Silvia Turazza

Silvia Turazza

According to the art of onomancy, the meaning of my name is described as follows: "it lives in the woods, sylvan and wild". Sometimes fate knows the way before you, and forges you with the most akin experiences. I live in the heart of Lake Garda in Castelletto di Brenzone. Passionate about trekking, photography and writing, which I combine in small adventures.
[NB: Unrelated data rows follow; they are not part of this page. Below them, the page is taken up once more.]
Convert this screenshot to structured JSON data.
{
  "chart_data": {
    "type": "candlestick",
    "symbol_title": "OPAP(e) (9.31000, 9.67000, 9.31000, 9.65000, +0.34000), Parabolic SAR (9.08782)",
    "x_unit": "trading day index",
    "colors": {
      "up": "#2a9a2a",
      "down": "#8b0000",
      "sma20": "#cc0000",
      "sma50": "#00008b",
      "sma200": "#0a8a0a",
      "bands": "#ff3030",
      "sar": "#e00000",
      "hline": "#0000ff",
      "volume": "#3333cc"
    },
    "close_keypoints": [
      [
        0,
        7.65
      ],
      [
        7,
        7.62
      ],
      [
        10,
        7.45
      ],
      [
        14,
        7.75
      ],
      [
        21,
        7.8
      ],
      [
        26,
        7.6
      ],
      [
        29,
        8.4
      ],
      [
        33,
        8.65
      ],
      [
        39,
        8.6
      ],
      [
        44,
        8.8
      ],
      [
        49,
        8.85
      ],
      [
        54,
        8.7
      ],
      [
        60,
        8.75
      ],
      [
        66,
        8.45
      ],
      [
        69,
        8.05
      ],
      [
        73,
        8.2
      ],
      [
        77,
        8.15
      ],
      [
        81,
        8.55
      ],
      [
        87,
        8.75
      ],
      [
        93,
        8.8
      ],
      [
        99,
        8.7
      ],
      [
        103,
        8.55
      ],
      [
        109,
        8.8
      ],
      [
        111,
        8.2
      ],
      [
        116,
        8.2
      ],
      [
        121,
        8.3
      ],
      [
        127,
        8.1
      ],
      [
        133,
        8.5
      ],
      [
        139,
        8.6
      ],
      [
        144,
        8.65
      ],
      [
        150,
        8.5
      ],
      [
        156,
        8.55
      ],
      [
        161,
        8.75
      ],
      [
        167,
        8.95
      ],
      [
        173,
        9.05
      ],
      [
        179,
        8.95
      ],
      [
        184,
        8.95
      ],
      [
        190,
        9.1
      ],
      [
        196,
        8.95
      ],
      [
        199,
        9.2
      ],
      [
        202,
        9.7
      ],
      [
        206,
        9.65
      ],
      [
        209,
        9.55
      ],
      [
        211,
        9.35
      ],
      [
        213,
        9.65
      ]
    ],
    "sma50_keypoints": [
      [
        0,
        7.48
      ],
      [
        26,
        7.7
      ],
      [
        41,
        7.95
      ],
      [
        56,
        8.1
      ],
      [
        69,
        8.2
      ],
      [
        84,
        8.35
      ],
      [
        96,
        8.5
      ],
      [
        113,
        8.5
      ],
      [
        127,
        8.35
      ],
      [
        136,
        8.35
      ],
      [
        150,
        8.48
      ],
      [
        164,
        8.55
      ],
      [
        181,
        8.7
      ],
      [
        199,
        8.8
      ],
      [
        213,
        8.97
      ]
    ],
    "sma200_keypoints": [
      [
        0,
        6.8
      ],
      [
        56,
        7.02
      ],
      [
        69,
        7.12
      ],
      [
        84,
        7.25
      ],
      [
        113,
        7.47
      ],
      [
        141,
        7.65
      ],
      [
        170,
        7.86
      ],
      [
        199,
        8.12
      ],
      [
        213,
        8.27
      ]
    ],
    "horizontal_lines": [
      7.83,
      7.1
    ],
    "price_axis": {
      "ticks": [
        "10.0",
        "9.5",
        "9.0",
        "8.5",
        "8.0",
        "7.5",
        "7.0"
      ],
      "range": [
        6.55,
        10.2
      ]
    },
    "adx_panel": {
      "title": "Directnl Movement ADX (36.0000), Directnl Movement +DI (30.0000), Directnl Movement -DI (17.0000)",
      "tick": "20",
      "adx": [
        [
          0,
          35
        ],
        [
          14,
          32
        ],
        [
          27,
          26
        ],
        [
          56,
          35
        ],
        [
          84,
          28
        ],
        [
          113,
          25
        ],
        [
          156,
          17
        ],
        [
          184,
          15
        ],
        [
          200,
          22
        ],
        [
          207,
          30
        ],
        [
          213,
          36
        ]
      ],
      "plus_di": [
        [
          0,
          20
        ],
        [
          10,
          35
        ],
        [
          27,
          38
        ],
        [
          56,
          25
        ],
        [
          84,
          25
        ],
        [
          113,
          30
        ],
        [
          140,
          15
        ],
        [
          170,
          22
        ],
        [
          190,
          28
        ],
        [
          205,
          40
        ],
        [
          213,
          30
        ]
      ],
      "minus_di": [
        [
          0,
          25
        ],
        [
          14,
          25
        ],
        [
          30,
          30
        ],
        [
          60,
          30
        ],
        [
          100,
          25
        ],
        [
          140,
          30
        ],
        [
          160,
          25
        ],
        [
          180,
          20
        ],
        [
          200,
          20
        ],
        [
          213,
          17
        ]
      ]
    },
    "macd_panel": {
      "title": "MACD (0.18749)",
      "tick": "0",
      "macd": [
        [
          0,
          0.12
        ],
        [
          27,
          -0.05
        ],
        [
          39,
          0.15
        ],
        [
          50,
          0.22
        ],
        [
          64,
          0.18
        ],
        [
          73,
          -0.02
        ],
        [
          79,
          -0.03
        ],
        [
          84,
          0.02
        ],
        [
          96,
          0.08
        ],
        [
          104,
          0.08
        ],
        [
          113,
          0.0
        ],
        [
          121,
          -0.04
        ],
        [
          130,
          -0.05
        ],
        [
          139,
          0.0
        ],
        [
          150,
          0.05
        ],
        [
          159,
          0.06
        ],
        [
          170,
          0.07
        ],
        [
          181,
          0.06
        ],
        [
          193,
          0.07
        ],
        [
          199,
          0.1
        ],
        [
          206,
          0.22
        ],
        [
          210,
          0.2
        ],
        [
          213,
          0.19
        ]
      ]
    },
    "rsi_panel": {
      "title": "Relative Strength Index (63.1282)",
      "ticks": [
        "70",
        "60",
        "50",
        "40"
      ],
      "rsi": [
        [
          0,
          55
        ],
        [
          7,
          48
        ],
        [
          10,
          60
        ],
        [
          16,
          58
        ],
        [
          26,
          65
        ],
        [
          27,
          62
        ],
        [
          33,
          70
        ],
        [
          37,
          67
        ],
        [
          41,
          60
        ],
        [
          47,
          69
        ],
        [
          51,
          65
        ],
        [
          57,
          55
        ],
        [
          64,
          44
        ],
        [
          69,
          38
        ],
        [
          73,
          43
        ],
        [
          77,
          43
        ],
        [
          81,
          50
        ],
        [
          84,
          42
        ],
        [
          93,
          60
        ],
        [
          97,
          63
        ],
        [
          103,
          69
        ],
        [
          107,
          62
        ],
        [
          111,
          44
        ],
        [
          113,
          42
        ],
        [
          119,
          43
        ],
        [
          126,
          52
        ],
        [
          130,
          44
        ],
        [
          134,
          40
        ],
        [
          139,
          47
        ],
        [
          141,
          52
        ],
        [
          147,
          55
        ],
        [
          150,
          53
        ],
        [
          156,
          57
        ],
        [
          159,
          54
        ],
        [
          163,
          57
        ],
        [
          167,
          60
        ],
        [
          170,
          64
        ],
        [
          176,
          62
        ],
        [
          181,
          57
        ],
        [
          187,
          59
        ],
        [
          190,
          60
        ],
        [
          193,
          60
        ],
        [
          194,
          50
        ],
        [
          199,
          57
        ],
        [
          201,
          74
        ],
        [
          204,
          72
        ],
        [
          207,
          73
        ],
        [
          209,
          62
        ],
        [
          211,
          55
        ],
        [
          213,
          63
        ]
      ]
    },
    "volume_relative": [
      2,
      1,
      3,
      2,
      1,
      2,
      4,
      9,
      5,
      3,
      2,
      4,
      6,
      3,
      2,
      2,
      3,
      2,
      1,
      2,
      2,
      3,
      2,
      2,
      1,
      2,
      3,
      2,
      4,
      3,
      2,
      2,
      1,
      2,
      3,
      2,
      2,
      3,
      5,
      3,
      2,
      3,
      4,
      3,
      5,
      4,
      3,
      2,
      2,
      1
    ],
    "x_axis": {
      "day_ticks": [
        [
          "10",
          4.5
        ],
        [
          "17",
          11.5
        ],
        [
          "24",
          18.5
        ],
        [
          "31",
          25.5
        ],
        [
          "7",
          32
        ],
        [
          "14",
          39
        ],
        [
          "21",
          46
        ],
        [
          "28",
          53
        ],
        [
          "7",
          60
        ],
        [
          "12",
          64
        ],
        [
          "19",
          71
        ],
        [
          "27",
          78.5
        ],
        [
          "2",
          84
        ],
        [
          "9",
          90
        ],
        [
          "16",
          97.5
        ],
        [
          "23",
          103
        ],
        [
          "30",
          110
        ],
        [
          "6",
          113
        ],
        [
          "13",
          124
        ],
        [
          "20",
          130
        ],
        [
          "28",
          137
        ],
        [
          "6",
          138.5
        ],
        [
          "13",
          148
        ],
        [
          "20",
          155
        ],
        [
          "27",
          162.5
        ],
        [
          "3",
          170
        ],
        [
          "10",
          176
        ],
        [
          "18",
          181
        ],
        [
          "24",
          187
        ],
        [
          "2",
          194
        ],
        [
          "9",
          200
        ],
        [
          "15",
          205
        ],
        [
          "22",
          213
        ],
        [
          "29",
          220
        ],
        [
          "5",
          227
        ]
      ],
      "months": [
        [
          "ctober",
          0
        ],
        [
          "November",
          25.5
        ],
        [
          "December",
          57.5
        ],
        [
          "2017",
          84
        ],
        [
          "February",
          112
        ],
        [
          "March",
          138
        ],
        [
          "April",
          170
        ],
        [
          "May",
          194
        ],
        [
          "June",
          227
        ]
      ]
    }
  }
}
If you are looking for me, you will find me in the forest overlooking the lake... with my Roberto and Gea.